• _Requirement_
Each entry needs to be copied exactly, with nothing left out.

• _Listed records_

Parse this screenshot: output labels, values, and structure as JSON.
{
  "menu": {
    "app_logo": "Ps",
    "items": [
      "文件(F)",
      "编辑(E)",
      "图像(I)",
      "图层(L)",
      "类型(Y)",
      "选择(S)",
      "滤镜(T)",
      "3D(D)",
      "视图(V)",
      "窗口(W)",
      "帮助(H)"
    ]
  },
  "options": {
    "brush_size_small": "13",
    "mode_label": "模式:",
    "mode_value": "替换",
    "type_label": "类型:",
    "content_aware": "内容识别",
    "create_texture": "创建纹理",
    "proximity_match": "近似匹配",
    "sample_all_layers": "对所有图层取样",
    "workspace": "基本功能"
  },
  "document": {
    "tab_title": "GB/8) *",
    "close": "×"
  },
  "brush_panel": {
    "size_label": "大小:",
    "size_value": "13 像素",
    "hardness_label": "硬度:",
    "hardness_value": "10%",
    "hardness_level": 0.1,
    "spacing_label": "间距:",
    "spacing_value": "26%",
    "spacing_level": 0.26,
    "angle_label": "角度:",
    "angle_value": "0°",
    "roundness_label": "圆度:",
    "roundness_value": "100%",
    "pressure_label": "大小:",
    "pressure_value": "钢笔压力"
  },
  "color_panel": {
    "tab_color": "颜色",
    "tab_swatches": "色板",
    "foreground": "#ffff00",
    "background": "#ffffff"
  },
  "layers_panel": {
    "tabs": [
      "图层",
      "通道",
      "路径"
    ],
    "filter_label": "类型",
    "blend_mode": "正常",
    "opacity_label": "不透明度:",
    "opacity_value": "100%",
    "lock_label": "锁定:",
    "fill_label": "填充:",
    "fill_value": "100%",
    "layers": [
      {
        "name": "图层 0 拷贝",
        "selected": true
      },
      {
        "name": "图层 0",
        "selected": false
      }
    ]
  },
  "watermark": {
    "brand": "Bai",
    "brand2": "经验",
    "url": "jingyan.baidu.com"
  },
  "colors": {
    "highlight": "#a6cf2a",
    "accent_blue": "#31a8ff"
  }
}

• _Result of this task_
Parse this screenshot: output labels, values, and structure as JSON.
{
  "menu": {
    "app_logo": "Ps",
    "items": [
      "文件(F)",
      "编辑(E)",
      "图像(I)",
      "图层(L)",
      "类型(Y)",
      "选择(S)",
      "滤镜(T)",
      "3D(D)",
      "视图(V)",
      "窗口(W)",
      "帮助(H)"
    ]
  },
  "options": {
    "brush_size_small": "13",
    "mode_label": "模式:",
    "mode_value": "替换",
    "type_label": "类型:",
    "content_aware": "内容识别",
    "create_texture": "创建纹理",
    "proximity_match": "近似匹配",
    "sample_all_layers": "对所有图层取样",
    "workspace": "基本功能"
  },
  "document": {
    "tab_title": "GB/8) *",
    "close": "×"
  },
  "brush_panel": {
    "size_label": "大小:",
    "size_value": "13 像素",
    "hardness_label": "硬度:",
    "hardness_value": "10%",
    "hardness_level": 0.1,
    "spacing_label": "间距:",
    "spacing_value": "26%",
    "spacing_level": 0.26,
    "angle_label": "角度:",
    "angle_value": "0°",
    "roundness_label": "圆度:",
    "roundness_value": "100%",
    "pressure_label": "大小:",
    "pressure_value": "钢笔压力"
  },
  "color_panel": {
    "tab_color": "颜色",
    "tab_swatches": "色板",
    "foreground": "#ffff00",
    "background": "#ffffff"
  },
  "layers_panel": {
    "tabs": [
      "图层",
      "通道",
      "路径"
    ],
    "filter_label": "类型",
    "blend_mode": "正常",
    "opacity_label": "不透明度:",
    "opacity_value": "100%",
    "lock_label": "锁定:",
    "fill_label": "填充:",
    "fill_value": "100%",
    "layers": [
      {
        "name": "图层 0 拷贝",
        "selected": true
      },
      {
        "name": "图层 0",
        "selected": false
      }
    ]
  },
  "watermark": {
    "brand": "Bai",
    "brand2": "经验",
    "url": "jingyan.baidu.com"
  },
  "colors": {
    "highlight": "#a6cf2a",
    "accent_blue": "#31a8ff"
  }
}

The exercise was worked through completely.